As the world mourned Phil Hughes, two innocuous clubs in Kolkata observed a moment of silence before their match.  Abhishek Mukherjee writes on how some things never change.

There was a riot in 1966-67 at Eden Gardens. The 1996 World Cup semifinal had to be stopped due to crowd violence and the match awarded to Sri Lanka. They celebrated every Indian wicket in 2005-06 after Sourav Ganguly was dropped. Things got so out of hand against Pakistan in 1998-99 that the spectators had to be ejected out of the arena as the Test was finished in an empty arena.

Kolkata is volatile. She had witnessed many a gruesome day, pre- or post-independence. She has seen attacks on the British, religious riots, violent incident during the Naxalite era, blatant crime of all orders, and an insatiable passion for football that has led to stampedes in the past.

There have been grumblings regarding the fact that the Eden Gardens crowd is nowhere as erudite as it used to be; grounds are seldom full during Tests (though Kolkata Knight Riders usually play in front of packed houses); they do not chant anymore when their heroes run in to bowl; performances by tourists are seldom lauded the way they used to be.

And yet, two Kolkata clubs — whose names have not yet surfaced in cyberspace — had decided to mourn for Hughes before the match. Bails were not placed; players and officials lined up on each side of the strip; helmets were placed at each end in front of the crease; and a ball lay on the pitch.

Kolkata is what Kolkata was, it seems. Some things never change.

Complete coverage of Phillip Hughes’ tragic demise

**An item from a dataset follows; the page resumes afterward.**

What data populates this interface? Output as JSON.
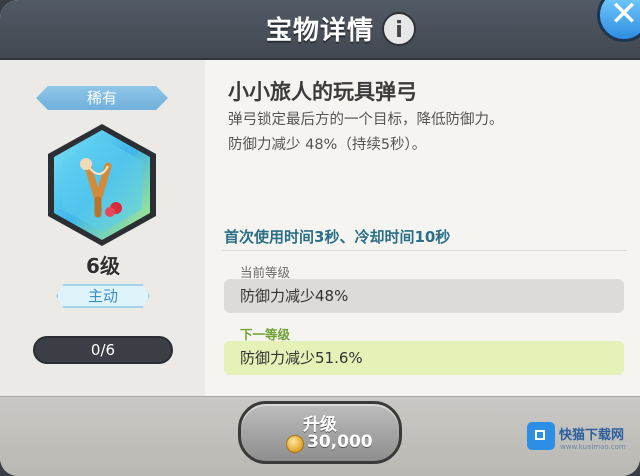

(Abhishek Mukherjee is the Chief Editor and Cricket Historian at CricketCountry. He blogs here and can be followed on Twitter here.)